By Philip Blenkinsop
A European flag is seen outside the EU Commission headquarters in Brussels

By Philip Blenkinsop

BRUSSELS (Reuters) - The European Union confirmed tariffs on Indonesian biodiesel imports on Monday to counter what it sees as unfair subsidies, the latest blow to producers after the bloc ruled that palm oil should be phased out of renewable transport fuels.

In the conclusion to a case that has lasted seven years, the duties, which normally remain in place for five years, have been set at between 8% and 18%, the same level as the provisional rates proposed by the EU in August.

The EU biodiesel market is worth an estimated 9 billion euros ($10 billion) a year, with imports from Indonesia worth about 400 million euros, the European Commission said.

Indonesian producers sold at unfairly low prices, the Commission, which coordinates trade policy for the EU, said, adding that its investigation found they benefit from grants, tax benefits and access to raw materials below market prices.

This was driving EU producers into losses, it added.

Master Parulian Tumanggor, chairman of Indonesia's biofuel producers association, told Reuters his group would ask the government to file a legal challenge at the World Trade Organization (WTO).

The EU and China are Indonesia's biggest markets for its biodiesel exports and the Indonesian government has threatened to impose its own tariffs on EU dairy products amid fraught relations with the bloc.

The EU said in March that Indonesian palm plantations were contributing to deforestation and said palm oil should no longer be used in renewable fuels.

It has also imposed anti-subsidy duties on Argentine biodiesel producers, although they have tariff-free access for about 1.2 million tonnes as long as they sell no lower than a set minimum price.

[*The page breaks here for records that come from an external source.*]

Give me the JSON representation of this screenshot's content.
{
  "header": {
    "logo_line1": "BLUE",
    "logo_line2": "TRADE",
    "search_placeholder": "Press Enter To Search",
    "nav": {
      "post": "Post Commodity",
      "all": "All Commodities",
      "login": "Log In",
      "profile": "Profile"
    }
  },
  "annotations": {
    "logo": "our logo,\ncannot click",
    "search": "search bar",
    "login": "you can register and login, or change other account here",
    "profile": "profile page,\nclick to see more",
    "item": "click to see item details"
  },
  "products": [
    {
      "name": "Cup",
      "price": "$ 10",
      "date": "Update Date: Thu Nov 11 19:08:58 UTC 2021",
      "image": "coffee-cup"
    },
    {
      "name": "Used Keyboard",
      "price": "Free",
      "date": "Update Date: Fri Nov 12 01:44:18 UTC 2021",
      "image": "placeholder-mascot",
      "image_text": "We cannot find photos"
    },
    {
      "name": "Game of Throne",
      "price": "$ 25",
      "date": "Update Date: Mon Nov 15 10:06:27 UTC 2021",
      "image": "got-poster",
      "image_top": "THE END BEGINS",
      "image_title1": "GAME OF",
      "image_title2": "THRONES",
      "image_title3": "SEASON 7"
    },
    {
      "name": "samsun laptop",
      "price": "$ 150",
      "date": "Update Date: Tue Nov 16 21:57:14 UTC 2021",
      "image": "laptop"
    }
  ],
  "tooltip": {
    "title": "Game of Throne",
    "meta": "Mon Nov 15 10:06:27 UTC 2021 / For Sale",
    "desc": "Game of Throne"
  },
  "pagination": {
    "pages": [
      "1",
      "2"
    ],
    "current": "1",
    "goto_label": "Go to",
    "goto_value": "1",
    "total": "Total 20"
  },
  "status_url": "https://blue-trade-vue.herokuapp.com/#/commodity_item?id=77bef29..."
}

The EU began looking into biodiesel from both major producers in 2012 and imposed anti-dumping duties on companies in 2013. However, the firms subsequently won challenges at the European Court of Justice and the WTO.

This prompted the EU to remove duties on most biodiesel imports from the two countries, but the Commission also started an investigation into possible unfair subsidies.


(Reporting by Philip Blenkinsop; additional reporting by Bernadette Christina Munthe in Jakarta; editing by Susan Fenton and Alexander Smith)